Tuesday, July 25, 2017

Review: Everybody's Son

It was the hottest week anyone could remember in years. Anton's mother locked him in their inner-city apartment while she went to get a quick hit. But she didn't come back. Days later, Anton breaks a window and the police find him bloody, hungry, and overheated. When his mother is finally found, she is sent to prison and her son becomes a part of the foster care system. Anton's foster parents are David and Delores Coleman. They carry the tremendous loss of their own son and hope that Anton can bring some joy to their home again. With time, the Colemans come to love Anton and he cares very much for his foster parents, even as he asks about being reunited with his mother. David's love will drive him to use his power and influence as a judge to make a terrible decision that will have repercussions for everyone in his family.

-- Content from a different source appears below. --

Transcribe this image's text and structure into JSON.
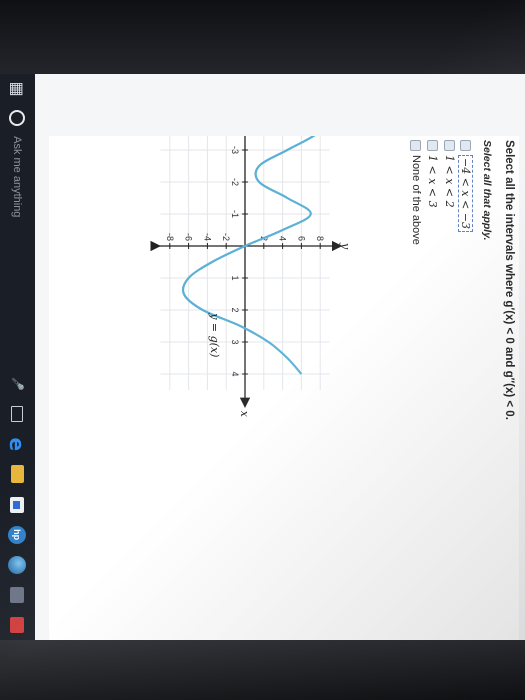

Thrity Umrigar is not an author who shies away from tough questions. In Everybody's Son, she looks at the immoral decisions that people will make for the people they love. Anton is a boy who goes through difficult circumstances, but he is also a boy who is deeply loved by his mother and by his foster parents. It would be easy for the author to portray the drug-addicted mother as the villain and the kind Colemans as the heroes. It would also be easy to rail against the rich white people who took a black child away from the mother who was doing the best she could. But Thrity Umrigar does neither of these things. Instead, she has created a nuanced story in which characters do bad things for good reasons and good things for the wrong reasons.

The ending of this book was wrapped up a little neatly for me and I wished that we hadn't jumped from a lot of action to a lot of self-reflection in the final hundred pages. But Thrity Umrigar is a careful and compelling writer and this book will give you a lot to think about when it comes to power, privilege, and the bond of family.

Everybody's Son
By Thrity Umrigar
Harper June 2017
352 pages
From the library


  1. This one has been on my radar for a couple months. It sounds like a compelling story. I hope I can find the time to squeeze it in this year.

  2. I hope I can find this book. The subject of ethics is a tough one. You have to be faced with a situation to know how moral and ethical one is.

    1. Exactly! It's so tough to know how you would react until you are in a crisis.